Third party funding in international arbitration has garnered a great deal of attention in recent years. Many of those opposed to the practice, or seeking to limit or control it, have been outspoken and engaged in efforts to regulate or abolish the practice. Up until now, much of that effort has focused on prospective legislative or rulemaking “solutions.”  For example, regulation of third party funding looks to be included among the topics to be addressed by anticipated amendments to the ICSID rules. In a interview, Meg Kinnear, ICSID’s General Counsel, indicated that, while the institution does not propose to prohibit the practice in the amendments, ICSID does propose to add third party funding disclosure requirements to address and avoid possible conflicts issues. HKIAC rules likewise include disclosure requirements, but also expressly permit tribunals to take into account any funding arrangements when fixing and apportioning costs.

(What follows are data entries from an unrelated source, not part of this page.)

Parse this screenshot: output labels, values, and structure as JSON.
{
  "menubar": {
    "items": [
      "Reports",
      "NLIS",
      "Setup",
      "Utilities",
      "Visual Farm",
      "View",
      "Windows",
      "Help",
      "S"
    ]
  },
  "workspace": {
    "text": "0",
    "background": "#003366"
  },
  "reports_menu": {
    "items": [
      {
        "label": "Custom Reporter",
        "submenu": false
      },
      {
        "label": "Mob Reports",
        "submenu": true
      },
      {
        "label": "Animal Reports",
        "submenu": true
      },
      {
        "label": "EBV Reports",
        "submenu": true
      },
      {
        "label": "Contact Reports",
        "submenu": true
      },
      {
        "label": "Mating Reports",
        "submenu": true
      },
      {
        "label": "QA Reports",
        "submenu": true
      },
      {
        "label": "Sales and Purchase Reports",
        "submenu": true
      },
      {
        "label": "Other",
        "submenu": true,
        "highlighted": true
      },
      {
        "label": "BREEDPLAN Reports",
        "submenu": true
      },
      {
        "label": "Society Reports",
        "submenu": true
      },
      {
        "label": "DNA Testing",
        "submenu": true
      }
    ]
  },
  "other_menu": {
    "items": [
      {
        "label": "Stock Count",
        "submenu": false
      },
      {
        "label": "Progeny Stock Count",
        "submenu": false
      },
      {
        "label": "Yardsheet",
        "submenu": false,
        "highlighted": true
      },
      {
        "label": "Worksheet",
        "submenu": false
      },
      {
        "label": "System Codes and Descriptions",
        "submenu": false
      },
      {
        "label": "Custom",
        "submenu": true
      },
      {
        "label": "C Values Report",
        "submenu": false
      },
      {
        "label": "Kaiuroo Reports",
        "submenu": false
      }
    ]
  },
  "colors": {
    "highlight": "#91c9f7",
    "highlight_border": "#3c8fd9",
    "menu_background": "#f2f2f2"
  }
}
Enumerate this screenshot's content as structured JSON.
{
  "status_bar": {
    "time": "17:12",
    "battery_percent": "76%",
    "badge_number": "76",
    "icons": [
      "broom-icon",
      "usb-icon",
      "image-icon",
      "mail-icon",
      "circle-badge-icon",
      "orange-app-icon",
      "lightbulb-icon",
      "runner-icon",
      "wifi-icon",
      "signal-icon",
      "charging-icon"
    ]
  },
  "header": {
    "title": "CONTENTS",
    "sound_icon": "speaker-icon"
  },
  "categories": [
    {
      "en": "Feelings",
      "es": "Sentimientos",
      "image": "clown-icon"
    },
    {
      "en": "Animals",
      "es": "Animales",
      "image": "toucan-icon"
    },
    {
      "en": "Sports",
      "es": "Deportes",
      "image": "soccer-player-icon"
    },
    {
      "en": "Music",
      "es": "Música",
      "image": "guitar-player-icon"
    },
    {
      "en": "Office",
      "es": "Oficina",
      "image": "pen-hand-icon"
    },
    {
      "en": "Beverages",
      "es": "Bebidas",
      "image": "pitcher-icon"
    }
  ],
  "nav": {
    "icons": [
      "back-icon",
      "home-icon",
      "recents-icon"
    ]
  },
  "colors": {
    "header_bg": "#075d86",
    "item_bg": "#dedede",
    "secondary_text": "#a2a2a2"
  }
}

Another proposal that has been argued for, especially by state entities, is making funders liable to post security for fees at the outset of the proceedings.

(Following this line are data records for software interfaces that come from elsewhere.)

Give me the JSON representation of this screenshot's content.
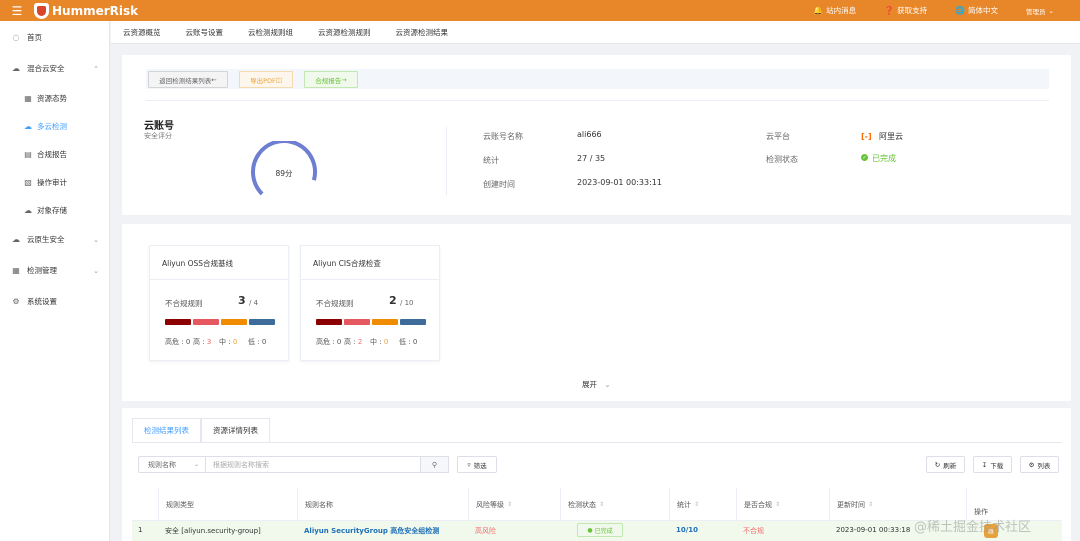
{
  "app": {
    "name": "HummerRisk"
  },
  "topbar": {
    "messages": "站内消息",
    "support": "获取支持",
    "language": "简体中文",
    "user": "管理员"
  },
  "sidebar": {
    "home": "首页",
    "hybrid_cloud": "混合云安全",
    "resource_situation": "资源态势",
    "multi_cloud_check": "多云检测",
    "compliance_report": "合规报告",
    "operation_audit": "操作审计",
    "object_storage": "对象存储",
    "cloud_native": "云原生安全",
    "check_mgmt": "检测管理",
    "system_settings": "系统设置"
  },
  "tabs": [
    "云资源概览",
    "云账号设置",
    "云检测规则组",
    "云资源检测规则",
    "云资源检测结果"
  ],
  "actions": {
    "back": "返回检测结果列表",
    "export_pdf": "导出PDF",
    "compliance": "合规报告"
  },
  "account": {
    "title": "云账号",
    "subtitle": "安全评分",
    "score": 89,
    "score_label": "89分",
    "name_label": "云账号名称",
    "name": "ali666",
    "stats_label": "统计",
    "stats": "27 / 35",
    "created_label": "创建时间",
    "created": "2023-09-01 00:33:11",
    "platform_label": "云平台",
    "platform": "阿里云",
    "status_label": "检测状态",
    "status": "已完成"
  },
  "benchmarks": [
    {
      "title": "Aliyun OSS合规基线",
      "label": "不合规规则",
      "count": "3",
      "total": "/ 4",
      "high_label": "高危 : ",
      "high": "0",
      "mid_high_label": "高 : ",
      "mid_high": "3",
      "mid_label": "中 : ",
      "mid": "0",
      "low_label": "低 : ",
      "low": "0"
    },
    {
      "title": "Aliyun CIS合规检查",
      "label": "不合规规则",
      "count": "2",
      "total": "/ 10",
      "high_label": "高危 : ",
      "high": "0",
      "mid_high_label": "高 : ",
      "mid_high": "2",
      "mid_label": "中 : ",
      "mid": "0",
      "low_label": "低 : ",
      "low": "0"
    }
  ],
  "severity_colors": {
    "critical": "#8b0000",
    "high": "#e6585f",
    "medium": "#f08c00",
    "low": "#3d6b9a"
  },
  "expand": "展开",
  "results": {
    "tab_results": "检测结果列表",
    "tab_resources": "资源详情列表",
    "select": "规则名称",
    "search_placeholder": "根据规则名称搜索",
    "filter": "筛选",
    "refresh": "刷新",
    "download": "下载",
    "columns_btn": "列表",
    "columns": [
      "规则类型",
      "规则名称",
      "风险等级",
      "检测状态",
      "统计",
      "是否合规",
      "更新时间",
      "操作"
    ],
    "row": {
      "index": "1",
      "type": "安全 [aliyun.security-group]",
      "name": "Aliyun SecurityGroup 高危安全组检测",
      "risk": "高风险",
      "status": "已完成",
      "stats": "10/10",
      "compliant": "不合规",
      "updated": "2023-09-01 00:33:18"
    }
  },
  "watermark": "@稀土掘金技术社区"
}
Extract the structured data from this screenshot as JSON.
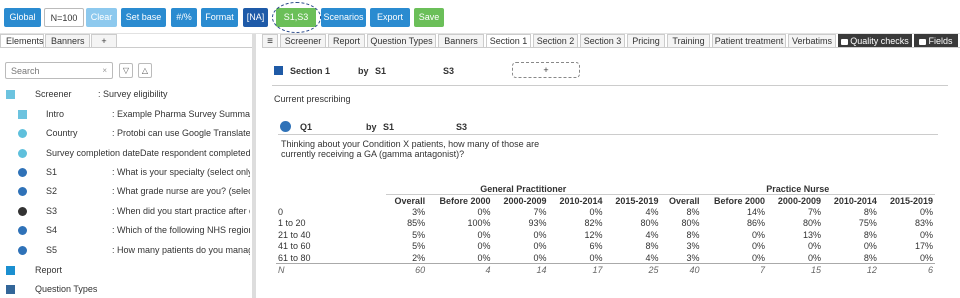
{
  "toolbar": {
    "global": "Global",
    "n_value": "N=100",
    "clear": "Clear",
    "set_base": "Set base",
    "hash_pct": "#/%",
    "format": "Format",
    "na": "[NA]",
    "active_filter": "S1,S3",
    "scenarios": "Scenarios",
    "export": "Export",
    "save": "Save"
  },
  "left_panel": {
    "tabs": [
      "Elements",
      "Banners",
      "+"
    ],
    "search_placeholder": "Search",
    "clear_glyph": "×",
    "filter_glyph": "▽",
    "sort_glyph": "△",
    "tree": [
      {
        "name": "Screener",
        "desc": ": Survey eligibility",
        "icon": "section-square-light"
      },
      {
        "name": "Intro",
        "desc": ": Example Pharma Survey Summary:",
        "icon": "item-square-light"
      },
      {
        "name": "Country",
        "desc": ": Protobi can use Google Translate to",
        "icon": "dot-light"
      },
      {
        "name": "Survey completion date",
        "desc": ": Date respondent completed",
        "icon": "dot-light"
      },
      {
        "name": "S1",
        "desc": ": What is your specialty (select only or",
        "icon": "dot-blue"
      },
      {
        "name": "S2",
        "desc": ": What grade nurse are you? (select o",
        "icon": "dot-blue"
      },
      {
        "name": "S3",
        "desc": ": When did you start practice after co",
        "icon": "dot-dark"
      },
      {
        "name": "S4",
        "desc": ": Which of the following NHS regions",
        "icon": "dot-blue"
      },
      {
        "name": "S5",
        "desc": ": How many patients do you manage",
        "icon": "dot-blue"
      },
      {
        "name": "Report",
        "desc": "",
        "icon": "section-square-blue"
      },
      {
        "name": "Question Types",
        "desc": "",
        "icon": "section-square-steel"
      }
    ]
  },
  "right_panel": {
    "menu_glyph": "≡",
    "tabs": [
      "Screener",
      "Report",
      "Question Types",
      "Banners",
      "Section 1",
      "Section 2",
      "Section 3",
      "Pricing",
      "Training",
      "Patient treatment",
      "Verbatims",
      "Quality checks",
      "Fields"
    ],
    "section_title": "Section 1",
    "by_label": "by",
    "section_s1": "S1",
    "section_s3": "S3",
    "plus": "+",
    "group_label": "Current prescribing",
    "question": {
      "id": "Q1",
      "by_label": "by",
      "s1": "S1",
      "s3": "S3",
      "text_line1": "Thinking about your Condition X patients, how many of those are",
      "text_line2": "currently receiving a GA (gamma antagonist)?"
    },
    "table": {
      "groups": [
        "General Practitioner",
        "Practice Nurse"
      ],
      "columns": [
        "Overall",
        "Before 2000",
        "2000-2009",
        "2010-2014",
        "2015-2019",
        "Overall",
        "Before 2000",
        "2000-2009",
        "2010-2014",
        "2015-2019"
      ],
      "rows": [
        {
          "label": "0",
          "values": [
            "3%",
            "0%",
            "7%",
            "0%",
            "4%",
            "8%",
            "14%",
            "7%",
            "8%",
            "0%"
          ]
        },
        {
          "label": "1 to 20",
          "values": [
            "85%",
            "100%",
            "93%",
            "82%",
            "80%",
            "80%",
            "86%",
            "80%",
            "75%",
            "83%"
          ]
        },
        {
          "label": "21 to 40",
          "values": [
            "5%",
            "0%",
            "0%",
            "12%",
            "4%",
            "8%",
            "0%",
            "13%",
            "8%",
            "0%"
          ]
        },
        {
          "label": "41 to 60",
          "values": [
            "5%",
            "0%",
            "0%",
            "6%",
            "8%",
            "3%",
            "0%",
            "0%",
            "0%",
            "17%"
          ]
        },
        {
          "label": "61 to 80",
          "values": [
            "2%",
            "0%",
            "0%",
            "0%",
            "4%",
            "3%",
            "0%",
            "0%",
            "8%",
            "0%"
          ]
        }
      ],
      "n_row": {
        "label": "N",
        "values": [
          "60",
          "4",
          "14",
          "17",
          "25",
          "40",
          "7",
          "15",
          "12",
          "6"
        ]
      }
    }
  },
  "colors": {
    "toolbar_blue": "#2a8bd0",
    "toolbar_light": "#8dc9ee",
    "toolbar_navy": "#1e5aa8",
    "toolbar_green": "#6bbf59",
    "dot_light": "#5fc0dc",
    "dot_blue": "#2f72b8",
    "dot_dark": "#333333",
    "square_light": "#6cc3df",
    "square_blue": "#1b8fd0",
    "square_steel": "#336699",
    "section_square": "#1f5aa6"
  }
}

A case in U.S. federal court in California appears to have opened up a new front in the war against third party funding. In that case, the prevailing party in arbitration is seeking to enforce an award of fees and costs in its favor against the opposing party’s funder using already-existing common law concepts of joint liability. In that case, the claimant, Tradeline Enterprises Pvt. Ltd. (“Tradeline”) had brought unfair competition claims against respondents Jess Smith & Sons Cotton LLC and J.G. Boswell Co. (“Smith and Boswell”). Smith and Bowell allege that Arrowhead Capital LLC (“Arrowhead”) served as Tradeline’s funder in the matter. Smith and Boswell prevailed in the arbitration and were awarded fees and costs totaling $8.9 million. After obtaining a judgment confirming the award, which apparently remains unpaid,  Smith and Boswell brought proceedings to add Arrowhead as a judgment debtor jointly responsible for payment of the award. Smith and Boswell contend that Arrowhead took a gamble and backed Tradeline in financing the arbitration, hoping to share in any potential award or settlement. The companies argue that Arrowhead knew, or should have known, the weakness of the Tradeline’s claims and that Arrowhead exerted substantial control over the arbitration of those claims.  As a consequence, according to Smith and Boswell, Arrowhead should bear the consequences of those actions in the form of joint liability for the fees and costs award.

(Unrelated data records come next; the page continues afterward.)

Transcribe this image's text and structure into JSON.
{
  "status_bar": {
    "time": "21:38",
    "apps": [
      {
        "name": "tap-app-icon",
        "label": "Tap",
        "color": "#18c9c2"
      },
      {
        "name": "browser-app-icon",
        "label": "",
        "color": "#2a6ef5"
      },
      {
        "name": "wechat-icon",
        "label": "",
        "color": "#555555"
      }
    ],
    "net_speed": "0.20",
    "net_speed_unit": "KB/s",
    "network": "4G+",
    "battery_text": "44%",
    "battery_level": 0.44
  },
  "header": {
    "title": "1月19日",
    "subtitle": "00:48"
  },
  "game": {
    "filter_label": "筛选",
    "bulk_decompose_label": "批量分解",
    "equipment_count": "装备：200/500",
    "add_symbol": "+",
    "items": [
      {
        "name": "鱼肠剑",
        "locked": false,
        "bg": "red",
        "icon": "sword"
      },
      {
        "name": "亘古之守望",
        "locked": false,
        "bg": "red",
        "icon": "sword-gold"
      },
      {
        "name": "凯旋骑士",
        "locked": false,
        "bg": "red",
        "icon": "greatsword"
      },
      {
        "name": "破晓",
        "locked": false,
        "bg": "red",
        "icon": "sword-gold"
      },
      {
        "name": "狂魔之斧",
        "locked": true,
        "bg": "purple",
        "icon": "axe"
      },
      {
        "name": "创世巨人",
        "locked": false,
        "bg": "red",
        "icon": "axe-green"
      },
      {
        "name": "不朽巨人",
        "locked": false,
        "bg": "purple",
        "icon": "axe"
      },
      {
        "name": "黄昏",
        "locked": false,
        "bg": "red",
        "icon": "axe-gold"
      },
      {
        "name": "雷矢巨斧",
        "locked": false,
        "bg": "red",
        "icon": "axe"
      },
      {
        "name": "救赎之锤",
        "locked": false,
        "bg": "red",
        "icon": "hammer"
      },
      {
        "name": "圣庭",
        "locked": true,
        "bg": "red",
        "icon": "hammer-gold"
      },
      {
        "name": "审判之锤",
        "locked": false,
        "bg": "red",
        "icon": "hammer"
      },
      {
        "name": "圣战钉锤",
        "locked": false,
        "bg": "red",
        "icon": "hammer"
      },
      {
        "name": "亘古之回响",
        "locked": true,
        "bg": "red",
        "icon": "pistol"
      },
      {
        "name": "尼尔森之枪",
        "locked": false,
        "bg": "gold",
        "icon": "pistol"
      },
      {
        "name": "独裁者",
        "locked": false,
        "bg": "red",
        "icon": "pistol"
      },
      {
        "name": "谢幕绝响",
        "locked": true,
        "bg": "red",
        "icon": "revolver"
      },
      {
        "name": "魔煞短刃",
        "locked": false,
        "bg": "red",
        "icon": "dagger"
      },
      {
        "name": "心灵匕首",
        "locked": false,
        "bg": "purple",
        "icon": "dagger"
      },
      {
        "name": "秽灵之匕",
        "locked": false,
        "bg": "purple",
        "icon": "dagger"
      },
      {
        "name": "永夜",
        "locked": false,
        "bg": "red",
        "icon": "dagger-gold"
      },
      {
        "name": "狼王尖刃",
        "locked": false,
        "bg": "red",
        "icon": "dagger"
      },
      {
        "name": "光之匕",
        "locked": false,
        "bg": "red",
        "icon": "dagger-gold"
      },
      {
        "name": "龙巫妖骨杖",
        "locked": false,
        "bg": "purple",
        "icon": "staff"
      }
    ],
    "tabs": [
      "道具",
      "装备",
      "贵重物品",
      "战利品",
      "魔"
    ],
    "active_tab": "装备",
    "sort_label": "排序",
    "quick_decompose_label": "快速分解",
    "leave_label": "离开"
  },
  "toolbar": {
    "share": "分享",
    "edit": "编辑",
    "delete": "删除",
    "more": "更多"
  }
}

The case implicates broader issues beyond third party funding, such as the distinction between lender and owner liabilities. The case also creates a problematic parallel for contingency fee litigation.  Many (if not all) of the factors that Smith and Boswell cite to justify joint liability could also be applied to law firms in contingent fee cases, such as financial risk/reward, knowledge of the merits of the case, and practical control of the litigation. These issues are beyond the scope of this post. Of interest here is that efforts to battle third party funding may spread beyond specific institutional rules regulating the practice to the creative and/or aggressive application of already-existing general principles of law.  The case is Tradeline Enters. Pvt. Ltd. V. Jess Smith & Sons Cotton LLC et al., No 2:15-cv-08048 (C.D. Cal.).”